Records drawn from a dataset:
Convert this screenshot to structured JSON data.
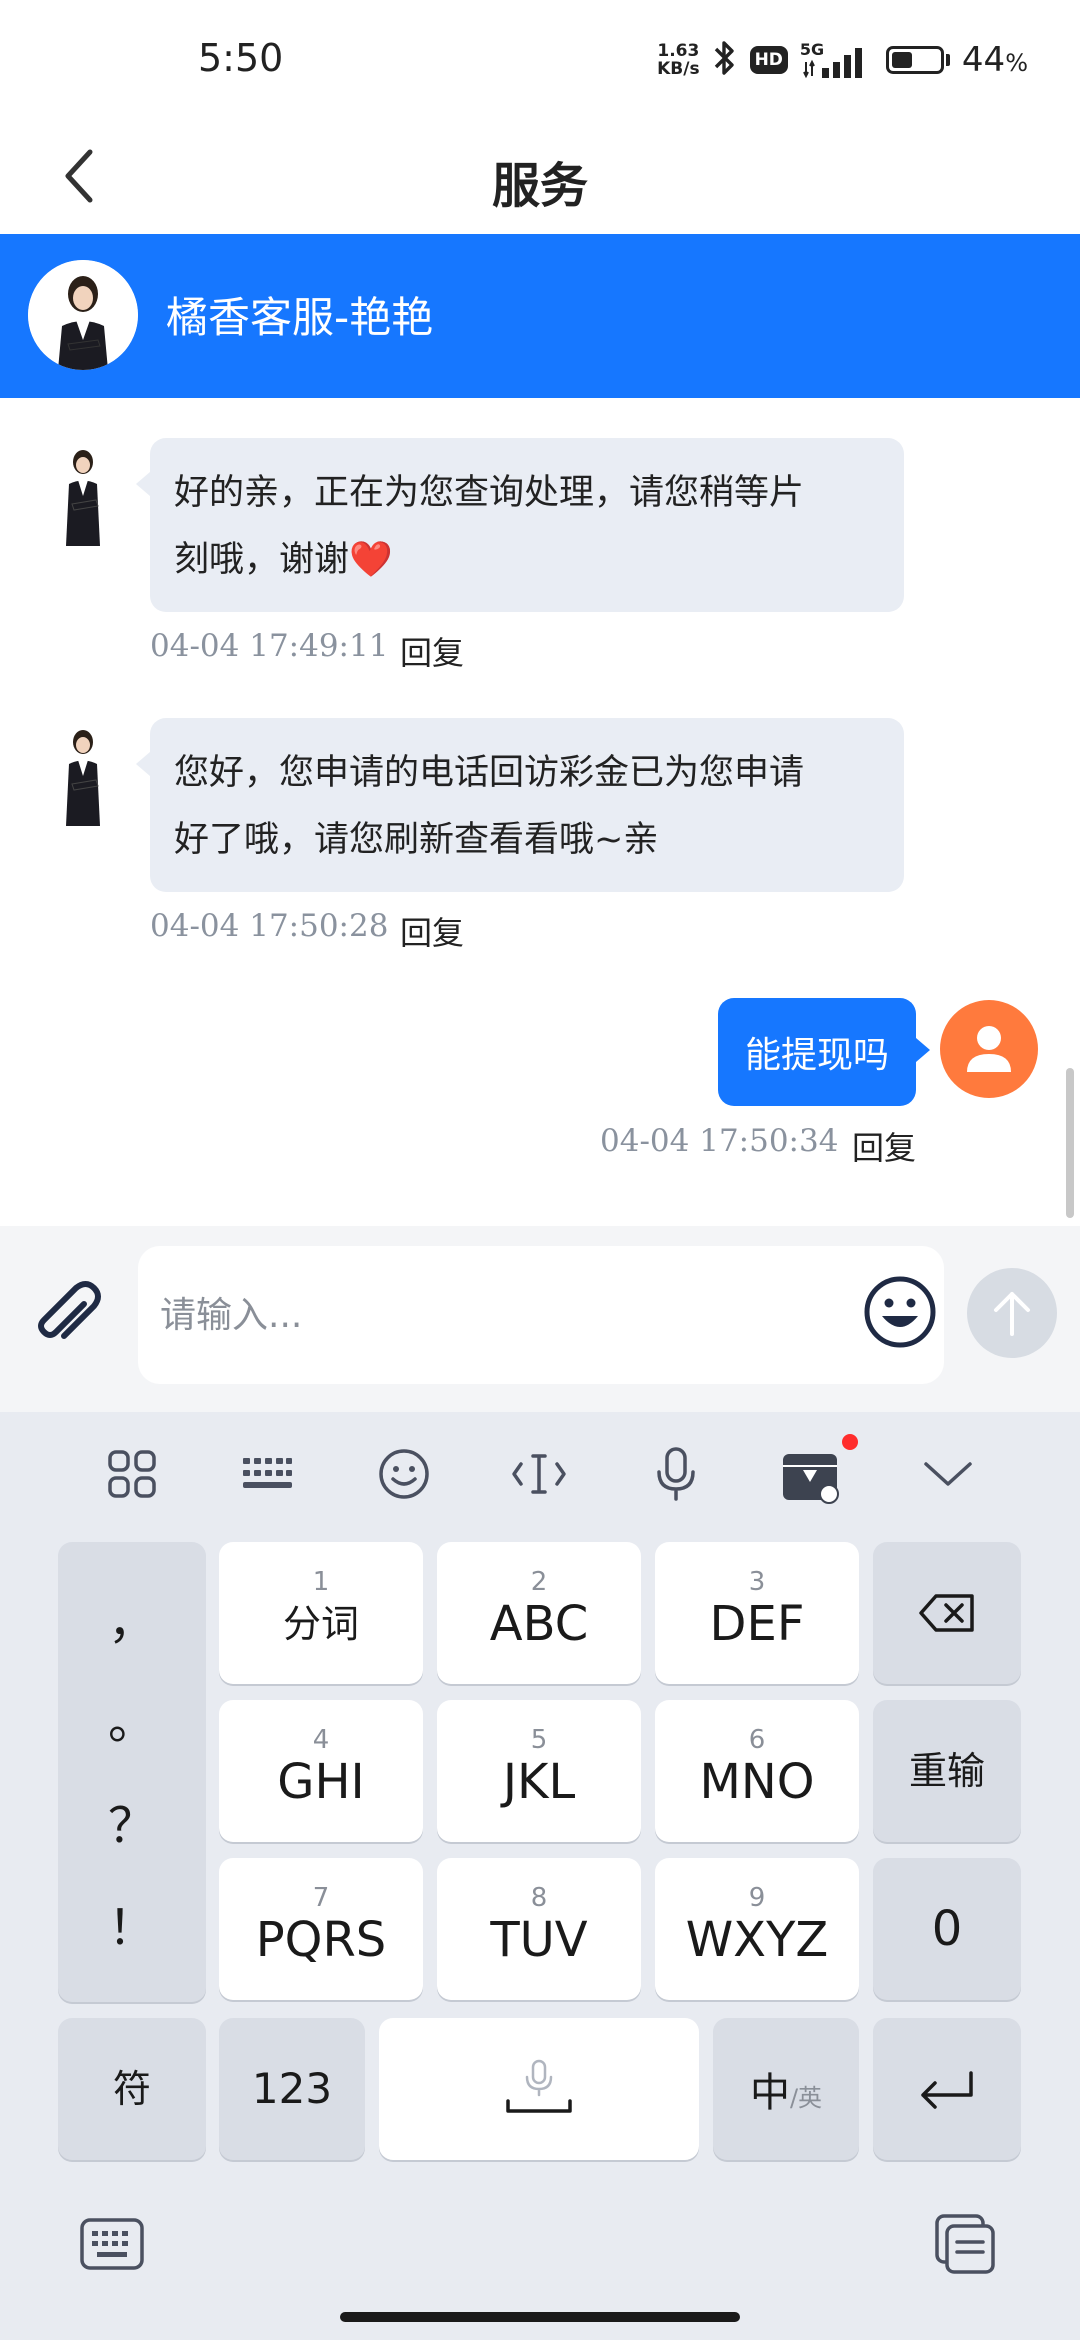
{
  "status_bar": {
    "time": "5:50",
    "net_speed_value": "1.63",
    "net_speed_unit": "KB/s",
    "hd_label": "HD",
    "network": "5G",
    "battery_percent": "44",
    "battery_percent_sign": "%",
    "battery_level": 0.44,
    "icons": [
      "bluetooth-icon",
      "hd-icon",
      "signal-icon",
      "battery-icon"
    ]
  },
  "header": {
    "title": "服务",
    "back_icon": "chevron-left-icon"
  },
  "agent": {
    "name": "橘香客服-艳艳",
    "banner_color": "#1677ff"
  },
  "messages": [
    {
      "direction": "incoming",
      "lines": [
        "好的亲，正在为您查询处理，请您稍等片",
        "刻哦，谢谢❤️"
      ],
      "time": "04-04 17:49:11",
      "reply_label": "回复"
    },
    {
      "direction": "incoming",
      "lines": [
        "您好，您申请的电话回访彩金已为您申请",
        "好了哦，请您刷新查看看哦~亲"
      ],
      "time": "04-04 17:50:28",
      "reply_label": "回复"
    },
    {
      "direction": "outgoing",
      "lines": [
        "能提现吗"
      ],
      "time": "04-04 17:50:34",
      "reply_label": "回复"
    }
  ],
  "input": {
    "placeholder": "请输入...",
    "value": ""
  },
  "keyboard": {
    "toolbar_icons": [
      "grid-icon",
      "keyboard-layout-icon",
      "emoji-icon",
      "cursor-icon",
      "microphone-icon",
      "toolbox-icon",
      "collapse-icon"
    ],
    "punctuation": [
      "，",
      "。",
      "？",
      "！"
    ],
    "keys": [
      {
        "num": "1",
        "label": "分词"
      },
      {
        "num": "2",
        "label": "ABC"
      },
      {
        "num": "3",
        "label": "DEF"
      },
      {
        "num": "4",
        "label": "GHI"
      },
      {
        "num": "5",
        "label": "JKL"
      },
      {
        "num": "6",
        "label": "MNO"
      },
      {
        "num": "7",
        "label": "PQRS"
      },
      {
        "num": "8",
        "label": "TUV"
      },
      {
        "num": "9",
        "label": "WXYZ"
      }
    ],
    "reenter_label": "重输",
    "zero_label": "0",
    "symbol_label": "符",
    "numbers_label": "123",
    "lang_main": "中",
    "lang_alt": "/英"
  },
  "colors": {
    "accent": "#1677ff",
    "incoming_bubble": "#e9edf4",
    "user_avatar": "#ff7a3d"
  }
}
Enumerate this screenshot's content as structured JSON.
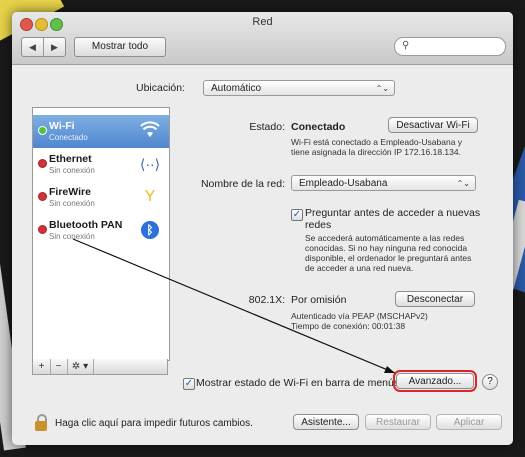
{
  "window": {
    "title": "Red"
  },
  "toolbar": {
    "back": "◀",
    "forward": "▶",
    "show_all": "Mostrar todo",
    "search_placeholder": ""
  },
  "location": {
    "label": "Ubicación:",
    "value": "Automático"
  },
  "services": [
    {
      "name": "Wi-Fi",
      "status": "Conectado",
      "icon": "wifi-icon",
      "dot": "green",
      "selected": true
    },
    {
      "name": "Ethernet",
      "status": "Sin conexión",
      "icon": "ethernet-icon",
      "dot": "red"
    },
    {
      "name": "FireWire",
      "status": "Sin conexión",
      "icon": "firewire-icon",
      "dot": "red"
    },
    {
      "name": "Bluetooth PAN",
      "status": "Sin conexión",
      "icon": "bluetooth-icon",
      "dot": "red"
    }
  ],
  "sidebar_buttons": {
    "add": "+",
    "remove": "−",
    "gear": "✲ ▾"
  },
  "detail": {
    "status_label": "Estado:",
    "status_value": "Conectado",
    "turn_off_button": "Desactivar Wi-Fi",
    "status_desc_1": "Wi-Fi está conectado a Empleado-Usabana y",
    "status_desc_2": "tiene asignada la dirección IP 172.16.18.134.",
    "network_label": "Nombre de la red:",
    "network_value": "Empleado-Usabana",
    "ask_label_1": "Preguntar antes de acceder a nuevas",
    "ask_label_2": "redes",
    "ask_desc_1": "Se accederá automáticamente a las redes",
    "ask_desc_2": "conocidas. Si no hay ninguna red conocida",
    "ask_desc_3": "disponible, el ordenador le preguntará antes",
    "ask_desc_4": "de acceder a una red nueva.",
    "auth_label": "802.1X:",
    "auth_value": "Por omisión",
    "disconnect_button": "Desconectar",
    "auth_desc_1": "Autenticado vía PEAP (MSCHAPv2)",
    "auth_desc_2": "Tiempo de conexión: 00:01:38"
  },
  "show_status_label": "Mostrar estado de Wi-Fi en barra de menús",
  "advanced_button": "Avanzado...",
  "help_button": "?",
  "footer": {
    "lock_text": "Haga clic aquí para impedir futuros cambios.",
    "assistant_button": "Asistente...",
    "restore_button": "Restaurar",
    "apply_button": "Aplicar"
  },
  "colors": {
    "selection": "#5a8fd4",
    "highlight_box": "#d9262c",
    "annotation_arrow": "#111111"
  }
}
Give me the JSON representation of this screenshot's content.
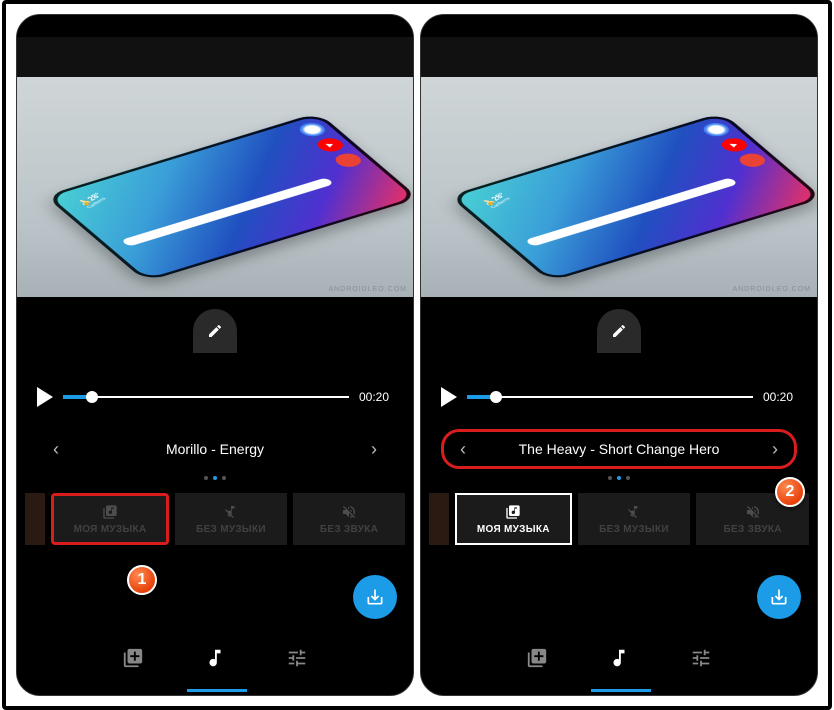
{
  "duration": "00:20",
  "weather_temp": "28°",
  "weather_city": "Canberra",
  "watermark": "ANDROIDLEO.COM",
  "left": {
    "song": "Morillo - Energy",
    "cards": {
      "my": "МОЯ МУЗЫКА",
      "no": "БЕЗ МУЗЫКИ",
      "mute": "БЕЗ ЗВУКА"
    },
    "badge": "1"
  },
  "right": {
    "song": "The Heavy - Short Change Hero",
    "cards": {
      "my": "МОЯ МУЗЫКА",
      "no": "БЕЗ МУЗЫКИ",
      "mute": "БЕЗ ЗВУКА"
    },
    "badge": "2"
  }
}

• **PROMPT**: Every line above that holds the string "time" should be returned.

• **TASK SOLUTION**:
    "time": "5:50",
      "time": "04-04 17:49:11",
      "time": "04-04 17:50:28",
      "time": "04-04 17:50:34",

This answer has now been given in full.